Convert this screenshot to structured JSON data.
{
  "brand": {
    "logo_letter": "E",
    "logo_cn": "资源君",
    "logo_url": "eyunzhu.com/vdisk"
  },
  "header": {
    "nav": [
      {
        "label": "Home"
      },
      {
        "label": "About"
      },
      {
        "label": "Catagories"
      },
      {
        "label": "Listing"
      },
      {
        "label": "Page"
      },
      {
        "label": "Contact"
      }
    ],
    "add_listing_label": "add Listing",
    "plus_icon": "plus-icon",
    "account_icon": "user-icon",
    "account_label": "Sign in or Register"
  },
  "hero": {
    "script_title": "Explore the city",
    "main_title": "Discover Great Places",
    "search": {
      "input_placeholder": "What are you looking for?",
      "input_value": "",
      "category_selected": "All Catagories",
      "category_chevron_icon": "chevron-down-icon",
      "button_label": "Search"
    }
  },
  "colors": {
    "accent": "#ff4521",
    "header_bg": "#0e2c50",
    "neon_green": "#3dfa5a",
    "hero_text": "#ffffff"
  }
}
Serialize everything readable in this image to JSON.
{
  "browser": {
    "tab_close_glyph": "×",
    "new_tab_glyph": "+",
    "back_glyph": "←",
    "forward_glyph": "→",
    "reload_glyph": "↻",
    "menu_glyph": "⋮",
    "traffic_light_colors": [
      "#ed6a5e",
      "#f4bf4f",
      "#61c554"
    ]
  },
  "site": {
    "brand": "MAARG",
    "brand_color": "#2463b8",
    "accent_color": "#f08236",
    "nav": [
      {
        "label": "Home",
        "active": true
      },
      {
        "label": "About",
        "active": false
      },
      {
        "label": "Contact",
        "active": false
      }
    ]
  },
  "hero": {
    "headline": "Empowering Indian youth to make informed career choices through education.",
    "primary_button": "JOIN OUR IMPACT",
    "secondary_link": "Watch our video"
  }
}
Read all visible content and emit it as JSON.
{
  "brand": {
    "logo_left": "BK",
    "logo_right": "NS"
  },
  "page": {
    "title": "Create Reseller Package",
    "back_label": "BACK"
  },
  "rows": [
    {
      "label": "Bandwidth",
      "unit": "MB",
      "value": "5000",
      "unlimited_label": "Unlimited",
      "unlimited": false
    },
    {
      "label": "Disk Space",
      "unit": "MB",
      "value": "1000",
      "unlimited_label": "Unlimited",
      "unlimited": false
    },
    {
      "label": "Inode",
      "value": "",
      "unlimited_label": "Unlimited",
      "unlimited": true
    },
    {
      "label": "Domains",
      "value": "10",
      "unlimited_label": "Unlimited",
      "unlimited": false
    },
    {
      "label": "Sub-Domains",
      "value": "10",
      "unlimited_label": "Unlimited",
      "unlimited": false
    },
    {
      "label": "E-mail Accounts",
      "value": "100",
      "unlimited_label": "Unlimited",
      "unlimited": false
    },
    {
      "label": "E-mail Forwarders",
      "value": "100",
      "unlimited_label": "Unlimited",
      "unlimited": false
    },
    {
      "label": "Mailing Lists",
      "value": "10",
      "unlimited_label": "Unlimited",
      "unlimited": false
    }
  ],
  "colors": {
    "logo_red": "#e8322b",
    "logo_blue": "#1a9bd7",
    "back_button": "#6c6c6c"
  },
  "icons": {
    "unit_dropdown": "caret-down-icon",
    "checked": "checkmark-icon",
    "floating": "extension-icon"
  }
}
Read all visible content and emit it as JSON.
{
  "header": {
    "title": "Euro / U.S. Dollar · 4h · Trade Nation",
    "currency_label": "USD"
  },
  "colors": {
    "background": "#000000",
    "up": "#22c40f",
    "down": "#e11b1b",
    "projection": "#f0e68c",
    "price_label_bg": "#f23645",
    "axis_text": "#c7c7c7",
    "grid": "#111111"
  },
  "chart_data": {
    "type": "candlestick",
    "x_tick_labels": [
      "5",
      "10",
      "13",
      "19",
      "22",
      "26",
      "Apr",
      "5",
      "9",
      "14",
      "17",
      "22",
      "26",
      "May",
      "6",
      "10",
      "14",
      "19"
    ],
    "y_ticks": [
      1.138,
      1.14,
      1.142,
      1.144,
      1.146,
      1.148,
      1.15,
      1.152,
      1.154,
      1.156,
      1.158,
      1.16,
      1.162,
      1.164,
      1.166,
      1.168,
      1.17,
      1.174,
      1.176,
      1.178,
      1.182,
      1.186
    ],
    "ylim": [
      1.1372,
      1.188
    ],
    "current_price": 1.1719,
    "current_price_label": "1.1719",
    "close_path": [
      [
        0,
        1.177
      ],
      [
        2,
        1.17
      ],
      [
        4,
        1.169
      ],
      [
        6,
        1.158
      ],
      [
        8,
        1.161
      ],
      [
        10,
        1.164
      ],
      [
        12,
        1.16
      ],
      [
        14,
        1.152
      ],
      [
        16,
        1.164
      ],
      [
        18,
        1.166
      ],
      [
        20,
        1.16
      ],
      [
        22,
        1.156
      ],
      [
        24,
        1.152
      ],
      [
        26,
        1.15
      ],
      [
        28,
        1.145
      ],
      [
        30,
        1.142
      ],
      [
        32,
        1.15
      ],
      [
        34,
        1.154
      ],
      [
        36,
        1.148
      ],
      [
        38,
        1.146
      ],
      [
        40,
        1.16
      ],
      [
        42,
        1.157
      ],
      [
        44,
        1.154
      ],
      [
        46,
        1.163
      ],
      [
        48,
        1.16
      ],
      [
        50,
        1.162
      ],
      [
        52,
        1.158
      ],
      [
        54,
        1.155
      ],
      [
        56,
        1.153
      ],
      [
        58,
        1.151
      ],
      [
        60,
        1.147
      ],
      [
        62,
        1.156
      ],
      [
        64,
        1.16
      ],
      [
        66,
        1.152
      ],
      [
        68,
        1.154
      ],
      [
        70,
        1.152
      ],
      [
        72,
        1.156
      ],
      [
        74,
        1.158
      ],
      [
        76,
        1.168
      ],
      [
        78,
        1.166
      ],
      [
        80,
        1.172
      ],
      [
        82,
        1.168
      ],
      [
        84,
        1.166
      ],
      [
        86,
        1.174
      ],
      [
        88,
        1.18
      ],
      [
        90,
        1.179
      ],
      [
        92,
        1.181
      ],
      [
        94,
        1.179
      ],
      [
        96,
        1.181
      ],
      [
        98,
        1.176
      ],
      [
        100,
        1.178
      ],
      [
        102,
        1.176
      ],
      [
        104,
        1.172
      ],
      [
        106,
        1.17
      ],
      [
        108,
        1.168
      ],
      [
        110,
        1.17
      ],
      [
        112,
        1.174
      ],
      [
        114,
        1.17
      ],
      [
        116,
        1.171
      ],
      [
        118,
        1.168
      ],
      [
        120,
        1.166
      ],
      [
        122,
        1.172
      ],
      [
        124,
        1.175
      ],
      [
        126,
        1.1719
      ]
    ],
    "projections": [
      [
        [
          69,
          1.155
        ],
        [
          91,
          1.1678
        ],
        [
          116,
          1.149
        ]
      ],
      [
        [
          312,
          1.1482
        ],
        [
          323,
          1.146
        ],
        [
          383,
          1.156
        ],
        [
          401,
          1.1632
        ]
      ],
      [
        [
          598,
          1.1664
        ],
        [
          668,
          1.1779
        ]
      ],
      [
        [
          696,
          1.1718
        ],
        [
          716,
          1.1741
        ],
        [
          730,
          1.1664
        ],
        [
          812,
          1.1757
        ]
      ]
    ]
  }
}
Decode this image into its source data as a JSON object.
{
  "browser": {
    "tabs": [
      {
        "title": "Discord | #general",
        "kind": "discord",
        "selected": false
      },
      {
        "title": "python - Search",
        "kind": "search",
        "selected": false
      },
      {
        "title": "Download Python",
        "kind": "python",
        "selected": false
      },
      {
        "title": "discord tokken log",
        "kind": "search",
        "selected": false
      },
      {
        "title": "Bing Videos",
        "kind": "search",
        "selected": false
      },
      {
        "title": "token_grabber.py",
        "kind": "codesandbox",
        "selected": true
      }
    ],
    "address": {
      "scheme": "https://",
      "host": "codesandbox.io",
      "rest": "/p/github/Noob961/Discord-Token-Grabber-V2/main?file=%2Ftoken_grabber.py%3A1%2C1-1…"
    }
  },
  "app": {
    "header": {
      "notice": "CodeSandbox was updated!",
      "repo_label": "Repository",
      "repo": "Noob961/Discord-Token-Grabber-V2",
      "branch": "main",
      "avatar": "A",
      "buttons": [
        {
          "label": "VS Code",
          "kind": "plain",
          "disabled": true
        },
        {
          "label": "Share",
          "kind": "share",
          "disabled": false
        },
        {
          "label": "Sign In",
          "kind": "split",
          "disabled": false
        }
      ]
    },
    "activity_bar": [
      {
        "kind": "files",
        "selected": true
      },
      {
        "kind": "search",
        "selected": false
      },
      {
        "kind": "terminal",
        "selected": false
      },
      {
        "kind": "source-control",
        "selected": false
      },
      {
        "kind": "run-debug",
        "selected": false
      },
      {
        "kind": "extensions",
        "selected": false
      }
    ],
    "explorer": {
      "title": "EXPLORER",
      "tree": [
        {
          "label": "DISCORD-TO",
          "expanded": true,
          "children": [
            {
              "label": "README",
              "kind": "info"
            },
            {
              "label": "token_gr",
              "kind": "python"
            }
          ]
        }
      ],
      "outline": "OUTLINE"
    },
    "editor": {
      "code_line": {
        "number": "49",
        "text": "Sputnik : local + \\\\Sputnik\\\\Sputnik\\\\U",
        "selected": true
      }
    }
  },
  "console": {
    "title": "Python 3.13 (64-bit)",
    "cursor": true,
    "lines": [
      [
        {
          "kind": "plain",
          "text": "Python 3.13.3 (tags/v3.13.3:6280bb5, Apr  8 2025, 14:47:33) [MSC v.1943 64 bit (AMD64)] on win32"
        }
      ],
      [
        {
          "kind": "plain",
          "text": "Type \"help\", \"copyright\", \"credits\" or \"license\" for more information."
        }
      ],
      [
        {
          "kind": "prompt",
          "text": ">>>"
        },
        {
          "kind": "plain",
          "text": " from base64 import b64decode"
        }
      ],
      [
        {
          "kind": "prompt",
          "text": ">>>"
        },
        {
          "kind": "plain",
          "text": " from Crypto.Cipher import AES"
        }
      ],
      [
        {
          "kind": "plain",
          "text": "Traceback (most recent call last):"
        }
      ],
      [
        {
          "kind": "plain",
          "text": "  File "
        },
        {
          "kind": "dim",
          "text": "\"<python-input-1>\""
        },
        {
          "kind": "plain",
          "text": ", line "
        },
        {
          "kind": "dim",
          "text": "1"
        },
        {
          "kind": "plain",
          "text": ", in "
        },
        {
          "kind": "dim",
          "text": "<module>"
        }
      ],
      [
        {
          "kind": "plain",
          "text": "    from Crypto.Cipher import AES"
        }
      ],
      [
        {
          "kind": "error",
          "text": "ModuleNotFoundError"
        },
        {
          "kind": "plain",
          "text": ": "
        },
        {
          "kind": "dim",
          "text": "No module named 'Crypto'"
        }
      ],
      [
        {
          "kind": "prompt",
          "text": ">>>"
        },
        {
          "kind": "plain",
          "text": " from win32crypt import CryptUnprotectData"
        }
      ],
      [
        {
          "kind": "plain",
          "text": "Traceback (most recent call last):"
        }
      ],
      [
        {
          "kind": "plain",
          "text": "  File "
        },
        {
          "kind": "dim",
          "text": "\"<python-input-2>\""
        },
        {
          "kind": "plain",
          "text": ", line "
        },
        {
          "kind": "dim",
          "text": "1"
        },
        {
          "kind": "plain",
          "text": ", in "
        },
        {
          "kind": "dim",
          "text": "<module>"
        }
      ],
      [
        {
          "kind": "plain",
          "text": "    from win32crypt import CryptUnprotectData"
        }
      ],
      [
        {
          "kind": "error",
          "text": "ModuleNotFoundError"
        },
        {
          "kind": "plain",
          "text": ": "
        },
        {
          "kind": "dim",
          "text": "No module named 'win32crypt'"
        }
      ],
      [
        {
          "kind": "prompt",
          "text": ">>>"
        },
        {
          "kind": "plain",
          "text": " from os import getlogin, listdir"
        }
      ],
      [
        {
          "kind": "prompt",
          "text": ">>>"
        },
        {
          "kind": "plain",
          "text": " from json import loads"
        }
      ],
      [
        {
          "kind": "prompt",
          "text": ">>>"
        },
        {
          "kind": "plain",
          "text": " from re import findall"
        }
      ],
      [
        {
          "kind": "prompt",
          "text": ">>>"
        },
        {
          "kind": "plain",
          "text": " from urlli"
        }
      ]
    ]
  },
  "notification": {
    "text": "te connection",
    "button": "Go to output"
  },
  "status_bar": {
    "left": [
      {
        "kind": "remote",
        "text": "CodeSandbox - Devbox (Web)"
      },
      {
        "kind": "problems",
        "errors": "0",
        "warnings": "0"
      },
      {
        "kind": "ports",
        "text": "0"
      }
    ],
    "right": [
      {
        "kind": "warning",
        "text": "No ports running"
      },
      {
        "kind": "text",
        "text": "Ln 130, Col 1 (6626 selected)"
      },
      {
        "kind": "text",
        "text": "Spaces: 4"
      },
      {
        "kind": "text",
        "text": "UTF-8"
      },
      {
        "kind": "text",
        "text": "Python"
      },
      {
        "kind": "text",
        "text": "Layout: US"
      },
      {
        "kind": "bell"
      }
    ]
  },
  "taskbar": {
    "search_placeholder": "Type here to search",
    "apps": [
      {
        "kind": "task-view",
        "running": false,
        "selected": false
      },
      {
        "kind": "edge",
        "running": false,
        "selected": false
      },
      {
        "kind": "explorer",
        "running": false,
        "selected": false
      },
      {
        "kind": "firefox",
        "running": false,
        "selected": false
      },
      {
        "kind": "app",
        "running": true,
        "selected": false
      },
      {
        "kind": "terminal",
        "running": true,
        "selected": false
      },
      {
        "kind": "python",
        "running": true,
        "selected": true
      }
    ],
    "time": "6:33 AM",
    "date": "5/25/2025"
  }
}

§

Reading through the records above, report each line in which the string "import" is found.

**WRITTEN ANSWER**
          "text": " from base64 import b64decode"
          "text": " from Crypto.Cipher import AES"
          "text": "    from Crypto.Cipher import AES"
          "text": " from win32crypt import CryptUnprotectData"
          "text": "    from win32crypt import CryptUnprotectData"
          "text": " from os import getlogin, listdir"
          "text": " from json import loads"
          "text": " from re import findall"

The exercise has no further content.